Whatever it means to you, it isn’t necessarily constant either. It can mean different things at different points in your life, or even from one day to the next. But guess what? It’s all perfectly normal.
And despite the stereotype, your gender has nothing to do with your gender. Whatever your gender and whether you openly express it or not, your emotional response to sex is uniquely yours.
Do you need to feel some level of emotional attraction before any thought of sex enters your mind? If that sounds like you, you are not alone. Maybe you just need to connect on some level before your get intimate on the physical plane. Once you have made an emotional connection, you may begin to feel physical arousal. Outside of that zone, maybe you are just not into sex. You are into making love.
For others, finding that acting on physical attraction can lead to emotional attraction. Some people are physically drawn together like magnets. There’s a chemical reaction, a hunger, a purely physical craving for getting physical with another person. It’s lust. When the chemistry between people is just right, getting physical can grow into so much more.
You might be emotionally attracted to someone without having the slightest sexual urge. Or you have a mind-blowing physical attraction for someone who doesn’t really do it for you emotionally.
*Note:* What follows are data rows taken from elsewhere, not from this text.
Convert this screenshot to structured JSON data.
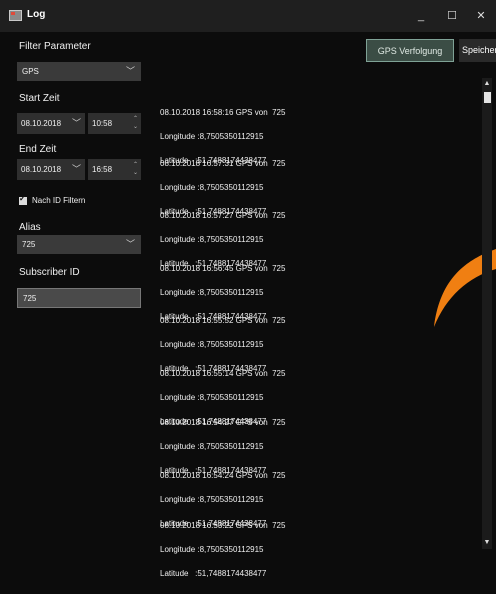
{
  "window": {
    "title": "Log",
    "minimize": "_",
    "maximize": "☐",
    "close": "✕"
  },
  "filter": {
    "parameter_label": "Filter Parameter",
    "parameter_value": "GPS",
    "start_label": "Start Zeit",
    "start_date": "08.10.2018",
    "start_time": "10:58",
    "end_label": "End Zeit",
    "end_date": "08.10.2018",
    "end_time": "16:58",
    "id_filter_label": "Nach ID Filtern",
    "id_filter_checked": true,
    "alias_label": "Alias",
    "alias_value": "725",
    "subscriber_label": "Subscriber ID",
    "subscriber_value": "725"
  },
  "toolbar": {
    "gps_tracking_label": "GPS Verfolgung",
    "save_label": "Speichern"
  },
  "log_entries": [
    {
      "header": "08.10.2018 16:58:16 GPS von  725",
      "longitude": "Longitude :8,7505350112915",
      "latitude": "Latitude   :51,7488174438477"
    },
    {
      "header": "08.10.2018 16:57:31 GPS von  725",
      "longitude": "Longitude :8,7505350112915",
      "latitude": "Latitude   :51,7488174438477"
    },
    {
      "header": "08.10.2018 16:57:27 GPS von  725",
      "longitude": "Longitude :8,7505350112915",
      "latitude": "Latitude   :51,7488174438477"
    },
    {
      "header": "08.10.2018 16:56:45 GPS von  725",
      "longitude": "Longitude :8,7505350112915",
      "latitude": "Latitude   :51,7488174438477"
    },
    {
      "header": "08.10.2018 16:55:52 GPS von  725",
      "longitude": "Longitude :8,7505350112915",
      "latitude": "Latitude   :51,7488174438477"
    },
    {
      "header": "08.10.2018 16:55:14 GPS von  725",
      "longitude": "Longitude :8,7505350112915",
      "latitude": "Latitude   :51,7488174438477"
    },
    {
      "header": "08.10.2018 16:54:27 GPS von  725",
      "longitude": "Longitude :8,7505350112915",
      "latitude": "Latitude   :51,7488174438477"
    },
    {
      "header": "08.10.2018 16:54:24 GPS von  725",
      "longitude": "Longitude :8,7505350112915",
      "latitude": "Latitude   :51,7488174438477"
    },
    {
      "header": "08.10.2018 16:53:22 GPS von  725",
      "longitude": "Longitude :8,7505350112915",
      "latitude": "Latitude   :51,7488174438477"
    }
  ],
  "icons": {
    "app": "app-icon",
    "dropdown": "chevron-down-icon",
    "spinner": "spinner-arrows-icon",
    "scroll_up": "chevron-up-icon",
    "scroll_down": "chevron-down-icon"
  },
  "colors": {
    "background": "#0c0c0c",
    "titlebar": "#1f1f1f",
    "combo": "#3a3a3a",
    "gps_button": "#3b4d45",
    "gps_button_border": "#7fa296",
    "accent_orange": "#f07f12"
  }
}
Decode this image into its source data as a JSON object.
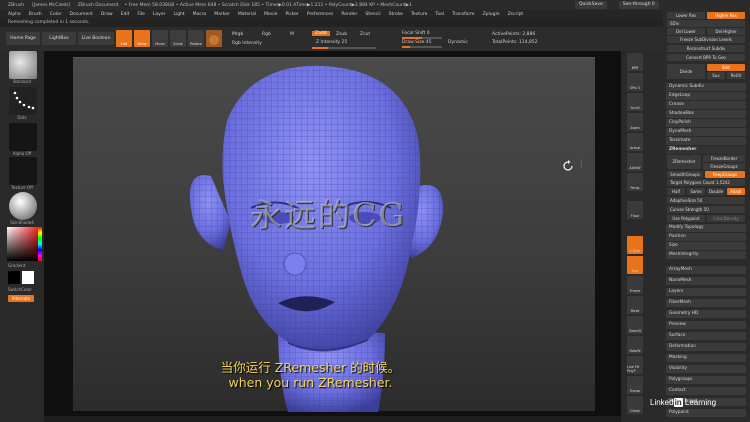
{
  "titlebar": {
    "app": "ZBrush",
    "user": "[James McCaleb]",
    "doc": "ZBrush Document",
    "mem": "• Free Mem 58.038GB • Active Mem 648 • Scratch Disk 185 • Timer▶0.01 ATime▶1.211 • PolyCount▶2.884 KP • MeshCount▶1",
    "quicksave": "QuickSave",
    "seethrough": "See-through 0",
    "menus": "Menus",
    "script": "DefaultZScript"
  },
  "menubar": [
    "Alpha",
    "Brush",
    "Color",
    "Document",
    "Draw",
    "Edit",
    "File",
    "Layer",
    "Light",
    "Macro",
    "Marker",
    "Material",
    "Movie",
    "Picker",
    "Preferences",
    "Render",
    "Stencil",
    "Stroke",
    "Texture",
    "Tool",
    "Transform",
    "Zplugin",
    "Zscript"
  ],
  "notice": "Remeshing completed in 1 seconds.",
  "toolbar": {
    "home": "Home Page",
    "lightbox": "LightBox",
    "liveboolean": "Live Boolean",
    "edit": "Edit",
    "draw": "Draw",
    "move": "Move",
    "scale": "Scale",
    "rotate": "Rotate",
    "mrgb": "Mrgb",
    "rgb": "Rgb",
    "m": "M",
    "zadd": "Zadd",
    "zsub": "Zsub",
    "zcut": "Zcut",
    "rgb_intensity": "Rgb Intensity",
    "z_intensity": "Z Intensity 25",
    "focal_shift": "Focal Shift 0",
    "draw_size": "Draw Size 45",
    "dynamic": "Dynamic",
    "active_points": "ActivePoints: 2,886",
    "total_points": "TotalPoints: 114,852"
  },
  "left_shelf": {
    "standard": "Standard",
    "dots": "Dots",
    "alpha_off": "Alpha Off",
    "texture_off": "Texture Off",
    "material": "SkinShade4",
    "gradient": "Gradient",
    "switch_color": "SwitchColor",
    "alternate": "Alternate"
  },
  "right_shelf": [
    "BPR",
    "SPix 3",
    "Scroll",
    "Zoom",
    "Actual",
    "AAHalf",
    "Persp",
    "Floor",
    "L.Sym",
    "Xyz",
    "Frame",
    "Move",
    "ZoomD",
    "RotaTe",
    "Line Fill PolyF",
    "Transp",
    "Ghost",
    "Solo",
    "Xpose"
  ],
  "panel": {
    "lower_res": "Lower Res",
    "higher_res": "Higher Res",
    "sdiv": "SDiv",
    "del_lower": "Del Lower",
    "del_higher": "Del Higher",
    "freeze_sub": "Freeze SubDivision Levels",
    "reconstruct": "Reconstruct Subdiv",
    "convert_bpr": "Convert BPR To Geo",
    "divide": "Divide",
    "smt": "Smt",
    "suv": "Suv",
    "relax": "ReUV",
    "dynamic_subdiv": "Dynamic Subdiv",
    "items_a": [
      "EdgeLoop",
      "Crease",
      "ShadowBox",
      "ClayPolish",
      "DynaMesh",
      "Tessimate"
    ],
    "zremesher_head": "ZRemesher",
    "zremesher_btn": "ZRemesher",
    "freeze_border": "FreezeBorder",
    "freeze_groups": "FreezeGroups",
    "smooth_groups": "SmoothGroups",
    "keep_groups": "KeepGroups",
    "target_count": "Target Polygons Count 1.5242",
    "half": "Half",
    "same": "Same",
    "double": "Double",
    "adapt": "Adapt",
    "adaptive_size": "AdaptiveSize 50",
    "curves_strength": "Curves Strength 50",
    "use_polypaint": "Use Polypaint",
    "colordensity": "ColorDensity",
    "items_b": [
      "Modify Topology",
      "Position",
      "Size",
      "MeshIntegrity"
    ],
    "items_c": [
      "ArrayMesh",
      "NanoMesh",
      "Layers",
      "FiberMesh",
      "Geometry HD",
      "Preview",
      "Surface",
      "Deformation",
      "Masking",
      "Visibility",
      "Polygroups",
      "Contact",
      "Morph Target",
      "Polypaint"
    ]
  },
  "subtitles": {
    "cn": "当你运行 ZRemesher 的时候。",
    "en": "when you run ZRemesher."
  },
  "watermark": "永远的CG",
  "brand": {
    "a": "Linked",
    "b": "in",
    "c": " Learning"
  },
  "colors": {
    "accent": "#e8731a",
    "mesh": "#6b6fe0",
    "subtitle": "#f3d35b"
  }
}
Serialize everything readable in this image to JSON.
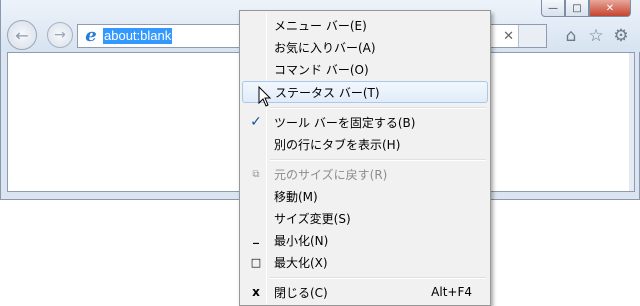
{
  "window": {
    "caption_buttons": {
      "minimize": "—",
      "maximize": "□",
      "close": "✕"
    }
  },
  "toolbar": {
    "back_glyph": "←",
    "forward_glyph": "→",
    "address_value": "about:blank",
    "clear_glyph": "✕",
    "home_glyph": "⌂",
    "favorites_glyph": "☆",
    "tools_glyph": "⚙"
  },
  "context_menu": {
    "items": [
      {
        "label": "メニュー バー(E)",
        "state": "normal",
        "glyph": ""
      },
      {
        "label": "お気に入りバー(A)",
        "state": "normal",
        "glyph": ""
      },
      {
        "label": "コマンド バー(O)",
        "state": "normal",
        "glyph": ""
      },
      {
        "label": "ステータス バー(T)",
        "state": "hover",
        "glyph": ""
      },
      {
        "label": "ツール バーを固定する(B)",
        "state": "checked",
        "glyph": "✓"
      },
      {
        "label": "別の行にタブを表示(H)",
        "state": "normal",
        "glyph": ""
      },
      {
        "label": "元のサイズに戻す(R)",
        "state": "disabled",
        "glyph": "⧉"
      },
      {
        "label": "移動(M)",
        "state": "normal",
        "glyph": ""
      },
      {
        "label": "サイズ変更(S)",
        "state": "normal",
        "glyph": ""
      },
      {
        "label": "最小化(N)",
        "state": "normal",
        "glyph": "_"
      },
      {
        "label": "最大化(X)",
        "state": "normal",
        "glyph": "□"
      },
      {
        "label": "閉じる(C)",
        "state": "normal",
        "glyph": "x",
        "shortcut": "Alt+F4"
      }
    ]
  }
}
And then there are those who may find that emotional and physical attraction operate in two entirely different vacuums. For some of us, there are clear dividing lines between emotional attraction and physical attraction. They don’t necessarily come together. You might be emotionally attracted to someone without having the slightest sexual urge. Or you have a mind-blowing physical attraction for someone who doesn’t really do it for you emotionally. Even in long-term relationships, people can alternate between making love and having sex — or forgoing sexual activity entirely.
The biology of lust, attraction, and attachment is far from simple. Hormones certainly play a role. Generally speaking, lust is driven by testosterone and estrogen, regardless of gender. And lust is driven by the craving for sex. Attraction is driven by dopamine, norepinephrine, and serotonin. Attraction may or may not involve lust, but the brain’s reward center is a factor. That’s why you get all giddy or feel like you’re walking on air in a relationship’s early phase. Attachment is driven by oxytocin and vasopressin. That’s what sets the stage for bonding and long-term relationships.
Sex and love are complicated. We only know the surface of what makes humans tick. The mysteries of our sexual desires and emotions will remain an equation to be solved for a very long time yet, mostly left to the imagination.
If you are someone into casual relationships or in a ‘friends with benefits’ situation, here are some suggestions:
• Be honest with the other person. Always.
• Talk about what you are willing and unwilling to give physically and emotionally, along with what you expect in return.
• Discuss birth control and safe sex practices.
• Work together to avoid getting overly attached or dependent on each other.
• Talk about what you’ll do if one of you starts to want something more.
Keep in mind that whatever your plan or however careful you may be, feelings can arise anyway.
And if you want to deepen the relationship between sex and emotion, here are some ways that may sound small but are truly meaningful:
• Don’t allow physical intimacy become an afterthought, a thing you do as time permits. Schedule it. Make a date. Give it top priority.
• Incorporate affectionate touch throughout the day. Hold hands. Stroke an arm. Hug. Cuddle up. Give each other a massage. Touch doesn’t necessarily have to lead to sex right away.
• Make eye contact and hold it. Do this often. When you agree, when you disagree, when you share an inside joke, and when life gets overwhelming.
• Be emotionally vulnerable and available for each other.
• Kiss. Really kiss. Take your time doing it.
• Communicate your emotions. Say “I love you” often.
• What turns you on? Do what it takes to get into the mood.
• Communicate your physical desires.
• When things get physical, tune in to your senses. Touch, see, hear, smell, and taste with every fiber of your being.
• Really be there in the moment with this person who wants to be in the moment with you. Let there be nothing else.